Gather all lines in the entries that include the word "this".
*** Opening of Given data ***
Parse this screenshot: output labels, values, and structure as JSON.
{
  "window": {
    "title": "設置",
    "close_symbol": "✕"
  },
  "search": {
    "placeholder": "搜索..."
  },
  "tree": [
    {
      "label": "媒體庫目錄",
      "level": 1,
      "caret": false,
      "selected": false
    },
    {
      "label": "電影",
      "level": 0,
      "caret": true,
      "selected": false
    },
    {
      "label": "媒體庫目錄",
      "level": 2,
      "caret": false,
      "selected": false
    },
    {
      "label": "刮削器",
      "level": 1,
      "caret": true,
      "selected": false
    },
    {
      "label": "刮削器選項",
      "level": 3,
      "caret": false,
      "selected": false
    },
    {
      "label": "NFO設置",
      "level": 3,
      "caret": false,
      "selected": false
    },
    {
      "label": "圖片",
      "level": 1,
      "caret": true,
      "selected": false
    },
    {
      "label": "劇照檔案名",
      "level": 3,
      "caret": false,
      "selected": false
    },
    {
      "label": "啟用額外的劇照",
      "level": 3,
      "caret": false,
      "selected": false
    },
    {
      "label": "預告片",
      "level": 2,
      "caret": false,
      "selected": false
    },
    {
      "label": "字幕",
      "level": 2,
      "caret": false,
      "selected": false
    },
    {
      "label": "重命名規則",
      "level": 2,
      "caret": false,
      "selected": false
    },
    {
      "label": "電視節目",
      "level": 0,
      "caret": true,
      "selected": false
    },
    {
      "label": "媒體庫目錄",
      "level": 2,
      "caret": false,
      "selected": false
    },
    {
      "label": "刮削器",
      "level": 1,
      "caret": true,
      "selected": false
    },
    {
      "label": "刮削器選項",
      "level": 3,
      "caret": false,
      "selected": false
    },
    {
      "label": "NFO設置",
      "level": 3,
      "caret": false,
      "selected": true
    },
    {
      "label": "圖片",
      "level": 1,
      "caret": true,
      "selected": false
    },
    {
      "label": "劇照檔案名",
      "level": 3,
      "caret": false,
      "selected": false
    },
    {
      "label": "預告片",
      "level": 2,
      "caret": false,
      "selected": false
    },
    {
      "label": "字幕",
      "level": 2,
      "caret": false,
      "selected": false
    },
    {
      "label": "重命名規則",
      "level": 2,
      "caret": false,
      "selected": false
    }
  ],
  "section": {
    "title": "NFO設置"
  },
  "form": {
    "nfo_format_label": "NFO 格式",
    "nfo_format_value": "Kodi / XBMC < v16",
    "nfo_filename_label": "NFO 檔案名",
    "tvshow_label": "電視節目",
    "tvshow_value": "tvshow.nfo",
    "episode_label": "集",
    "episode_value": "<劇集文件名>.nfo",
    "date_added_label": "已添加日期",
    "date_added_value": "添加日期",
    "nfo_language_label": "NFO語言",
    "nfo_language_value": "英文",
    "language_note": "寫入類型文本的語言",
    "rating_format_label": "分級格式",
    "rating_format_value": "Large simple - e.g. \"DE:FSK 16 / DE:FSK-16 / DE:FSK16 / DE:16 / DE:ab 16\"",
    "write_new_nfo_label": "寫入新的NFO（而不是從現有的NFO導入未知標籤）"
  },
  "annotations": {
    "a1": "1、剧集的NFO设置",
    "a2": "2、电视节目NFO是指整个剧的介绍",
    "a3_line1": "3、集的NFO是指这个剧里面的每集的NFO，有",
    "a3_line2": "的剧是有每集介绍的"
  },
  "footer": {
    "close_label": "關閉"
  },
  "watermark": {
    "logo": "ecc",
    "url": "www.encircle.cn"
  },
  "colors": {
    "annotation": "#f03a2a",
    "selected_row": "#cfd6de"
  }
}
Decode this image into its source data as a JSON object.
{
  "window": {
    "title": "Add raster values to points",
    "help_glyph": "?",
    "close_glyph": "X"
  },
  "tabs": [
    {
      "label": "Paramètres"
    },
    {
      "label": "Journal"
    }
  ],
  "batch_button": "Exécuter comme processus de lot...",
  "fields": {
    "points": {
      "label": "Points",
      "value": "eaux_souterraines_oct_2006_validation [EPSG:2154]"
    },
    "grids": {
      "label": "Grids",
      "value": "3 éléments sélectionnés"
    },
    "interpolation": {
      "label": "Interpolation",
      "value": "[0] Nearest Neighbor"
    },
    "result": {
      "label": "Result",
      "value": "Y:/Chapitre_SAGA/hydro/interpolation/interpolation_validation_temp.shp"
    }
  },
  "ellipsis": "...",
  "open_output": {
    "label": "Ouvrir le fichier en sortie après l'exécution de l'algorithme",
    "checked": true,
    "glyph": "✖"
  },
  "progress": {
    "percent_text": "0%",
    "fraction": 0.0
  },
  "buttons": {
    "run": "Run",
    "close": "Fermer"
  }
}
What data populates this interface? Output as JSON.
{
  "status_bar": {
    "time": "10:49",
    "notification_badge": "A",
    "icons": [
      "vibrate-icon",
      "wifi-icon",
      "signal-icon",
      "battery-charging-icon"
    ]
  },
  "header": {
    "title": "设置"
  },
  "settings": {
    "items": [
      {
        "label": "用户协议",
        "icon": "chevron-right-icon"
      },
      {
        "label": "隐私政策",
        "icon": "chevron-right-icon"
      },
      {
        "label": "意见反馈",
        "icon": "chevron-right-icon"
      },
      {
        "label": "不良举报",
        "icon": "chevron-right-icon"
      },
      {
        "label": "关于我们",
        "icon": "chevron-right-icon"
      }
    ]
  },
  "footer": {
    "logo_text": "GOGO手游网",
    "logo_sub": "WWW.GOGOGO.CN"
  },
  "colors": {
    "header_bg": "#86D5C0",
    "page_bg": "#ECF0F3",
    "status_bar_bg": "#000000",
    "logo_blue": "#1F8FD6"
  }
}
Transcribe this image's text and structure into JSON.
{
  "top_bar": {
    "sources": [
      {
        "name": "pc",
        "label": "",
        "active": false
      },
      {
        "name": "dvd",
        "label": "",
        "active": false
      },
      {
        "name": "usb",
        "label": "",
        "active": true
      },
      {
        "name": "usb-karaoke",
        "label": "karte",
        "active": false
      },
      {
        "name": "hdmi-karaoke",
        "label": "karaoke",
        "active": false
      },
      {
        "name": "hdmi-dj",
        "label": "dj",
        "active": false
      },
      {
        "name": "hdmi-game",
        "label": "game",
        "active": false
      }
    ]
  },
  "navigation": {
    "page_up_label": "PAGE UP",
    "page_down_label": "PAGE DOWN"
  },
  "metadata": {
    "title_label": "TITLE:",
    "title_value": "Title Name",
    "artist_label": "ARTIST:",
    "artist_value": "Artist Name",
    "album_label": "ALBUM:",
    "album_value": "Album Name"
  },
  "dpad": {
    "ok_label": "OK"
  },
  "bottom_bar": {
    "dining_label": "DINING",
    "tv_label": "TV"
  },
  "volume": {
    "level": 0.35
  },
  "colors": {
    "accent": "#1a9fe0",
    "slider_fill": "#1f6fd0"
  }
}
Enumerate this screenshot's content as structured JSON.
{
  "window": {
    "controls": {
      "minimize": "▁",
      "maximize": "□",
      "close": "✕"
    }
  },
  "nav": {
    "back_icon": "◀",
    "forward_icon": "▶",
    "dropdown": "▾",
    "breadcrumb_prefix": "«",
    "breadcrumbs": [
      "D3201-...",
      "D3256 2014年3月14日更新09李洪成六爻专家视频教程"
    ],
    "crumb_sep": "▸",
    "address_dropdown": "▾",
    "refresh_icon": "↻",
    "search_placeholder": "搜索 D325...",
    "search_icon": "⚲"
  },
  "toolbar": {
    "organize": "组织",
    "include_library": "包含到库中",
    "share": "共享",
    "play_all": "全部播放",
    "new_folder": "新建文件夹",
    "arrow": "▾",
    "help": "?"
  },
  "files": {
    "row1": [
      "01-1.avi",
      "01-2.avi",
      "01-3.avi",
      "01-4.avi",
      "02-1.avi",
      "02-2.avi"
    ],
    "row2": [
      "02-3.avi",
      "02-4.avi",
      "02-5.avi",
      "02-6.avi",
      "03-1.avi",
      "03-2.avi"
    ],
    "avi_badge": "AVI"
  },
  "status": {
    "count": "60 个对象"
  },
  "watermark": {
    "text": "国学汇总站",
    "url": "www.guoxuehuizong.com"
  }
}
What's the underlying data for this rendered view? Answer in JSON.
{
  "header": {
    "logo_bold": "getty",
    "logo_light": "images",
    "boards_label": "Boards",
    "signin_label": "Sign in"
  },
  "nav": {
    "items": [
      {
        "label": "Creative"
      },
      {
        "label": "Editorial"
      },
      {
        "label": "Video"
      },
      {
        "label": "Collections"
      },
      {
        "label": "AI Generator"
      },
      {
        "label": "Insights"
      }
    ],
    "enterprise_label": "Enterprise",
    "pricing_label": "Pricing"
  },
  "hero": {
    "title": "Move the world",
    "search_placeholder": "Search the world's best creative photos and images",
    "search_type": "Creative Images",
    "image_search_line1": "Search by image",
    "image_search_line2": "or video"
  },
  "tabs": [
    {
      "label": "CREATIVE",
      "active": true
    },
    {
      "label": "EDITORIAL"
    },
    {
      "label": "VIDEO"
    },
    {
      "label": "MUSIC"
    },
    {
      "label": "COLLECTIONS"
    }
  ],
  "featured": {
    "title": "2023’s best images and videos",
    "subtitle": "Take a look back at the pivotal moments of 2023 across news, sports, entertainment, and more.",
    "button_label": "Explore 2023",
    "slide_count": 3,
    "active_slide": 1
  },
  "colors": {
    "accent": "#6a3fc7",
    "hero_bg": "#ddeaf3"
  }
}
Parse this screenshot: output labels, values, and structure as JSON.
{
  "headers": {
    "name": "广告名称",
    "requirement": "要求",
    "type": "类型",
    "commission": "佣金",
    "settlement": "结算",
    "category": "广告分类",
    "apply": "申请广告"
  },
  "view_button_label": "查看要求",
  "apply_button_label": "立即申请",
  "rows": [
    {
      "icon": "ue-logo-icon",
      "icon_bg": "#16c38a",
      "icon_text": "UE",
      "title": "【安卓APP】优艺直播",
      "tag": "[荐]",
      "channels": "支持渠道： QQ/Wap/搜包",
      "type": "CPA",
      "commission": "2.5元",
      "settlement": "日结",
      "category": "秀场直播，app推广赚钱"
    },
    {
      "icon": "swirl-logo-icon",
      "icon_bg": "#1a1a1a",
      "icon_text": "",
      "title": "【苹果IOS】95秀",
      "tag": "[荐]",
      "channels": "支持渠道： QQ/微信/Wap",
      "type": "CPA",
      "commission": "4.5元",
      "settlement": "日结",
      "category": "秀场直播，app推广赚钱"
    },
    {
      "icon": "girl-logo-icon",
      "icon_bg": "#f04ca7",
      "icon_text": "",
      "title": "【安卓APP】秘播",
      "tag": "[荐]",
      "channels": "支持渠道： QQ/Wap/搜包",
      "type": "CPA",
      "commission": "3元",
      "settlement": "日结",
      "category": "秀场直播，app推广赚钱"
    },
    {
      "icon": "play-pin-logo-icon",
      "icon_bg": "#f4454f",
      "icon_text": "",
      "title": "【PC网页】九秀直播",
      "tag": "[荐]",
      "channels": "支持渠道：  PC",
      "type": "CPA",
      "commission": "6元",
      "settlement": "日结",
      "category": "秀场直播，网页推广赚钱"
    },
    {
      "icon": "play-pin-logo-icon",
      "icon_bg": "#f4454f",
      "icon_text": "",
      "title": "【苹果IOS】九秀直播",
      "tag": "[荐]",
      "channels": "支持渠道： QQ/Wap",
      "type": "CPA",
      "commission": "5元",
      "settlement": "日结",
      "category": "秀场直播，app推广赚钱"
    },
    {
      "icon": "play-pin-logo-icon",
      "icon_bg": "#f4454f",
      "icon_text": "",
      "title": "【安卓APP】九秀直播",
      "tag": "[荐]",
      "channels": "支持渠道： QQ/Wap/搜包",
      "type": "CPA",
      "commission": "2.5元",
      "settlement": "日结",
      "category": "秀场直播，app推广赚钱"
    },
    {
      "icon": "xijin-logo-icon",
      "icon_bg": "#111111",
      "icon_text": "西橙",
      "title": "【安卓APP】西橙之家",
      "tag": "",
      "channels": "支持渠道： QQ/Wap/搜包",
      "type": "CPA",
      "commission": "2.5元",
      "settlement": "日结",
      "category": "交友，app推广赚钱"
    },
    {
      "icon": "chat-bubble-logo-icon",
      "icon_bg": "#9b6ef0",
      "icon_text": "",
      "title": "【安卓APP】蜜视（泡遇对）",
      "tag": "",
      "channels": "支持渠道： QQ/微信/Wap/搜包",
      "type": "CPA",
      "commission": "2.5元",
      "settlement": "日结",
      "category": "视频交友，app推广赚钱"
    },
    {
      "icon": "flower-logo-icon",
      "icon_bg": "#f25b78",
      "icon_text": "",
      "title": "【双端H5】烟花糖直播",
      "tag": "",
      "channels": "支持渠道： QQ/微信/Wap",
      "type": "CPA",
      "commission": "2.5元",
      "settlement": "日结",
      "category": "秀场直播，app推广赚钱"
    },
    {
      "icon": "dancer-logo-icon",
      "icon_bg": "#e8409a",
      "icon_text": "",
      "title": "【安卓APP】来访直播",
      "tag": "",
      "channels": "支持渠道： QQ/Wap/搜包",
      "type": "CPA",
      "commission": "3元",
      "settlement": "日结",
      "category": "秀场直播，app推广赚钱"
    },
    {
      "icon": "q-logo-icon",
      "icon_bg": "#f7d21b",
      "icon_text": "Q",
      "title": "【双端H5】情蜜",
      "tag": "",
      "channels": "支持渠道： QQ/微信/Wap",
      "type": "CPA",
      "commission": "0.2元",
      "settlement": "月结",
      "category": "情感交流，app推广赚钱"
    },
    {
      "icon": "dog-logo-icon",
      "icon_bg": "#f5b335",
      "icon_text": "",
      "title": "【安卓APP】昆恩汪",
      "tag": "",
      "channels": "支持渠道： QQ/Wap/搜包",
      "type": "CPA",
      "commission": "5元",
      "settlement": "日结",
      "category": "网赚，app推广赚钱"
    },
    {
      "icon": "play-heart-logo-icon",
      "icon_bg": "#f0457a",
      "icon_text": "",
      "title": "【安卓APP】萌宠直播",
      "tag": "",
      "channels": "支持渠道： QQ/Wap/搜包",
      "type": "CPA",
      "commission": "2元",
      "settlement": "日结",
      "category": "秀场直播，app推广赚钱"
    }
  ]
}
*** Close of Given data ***
- _Expected output_:
Parse this screenshot: output labels, values, and structure as JSON.
Decode this image into its source data as a JSON object.
What data populates this interface? Output as JSON.
Transcribe this image's text and structure into JSON.
Enumerate this screenshot's content as structured JSON.
What's the underlying data for this rendered view? Answer in JSON.
Parse this screenshot: output labels, values, and structure as JSON.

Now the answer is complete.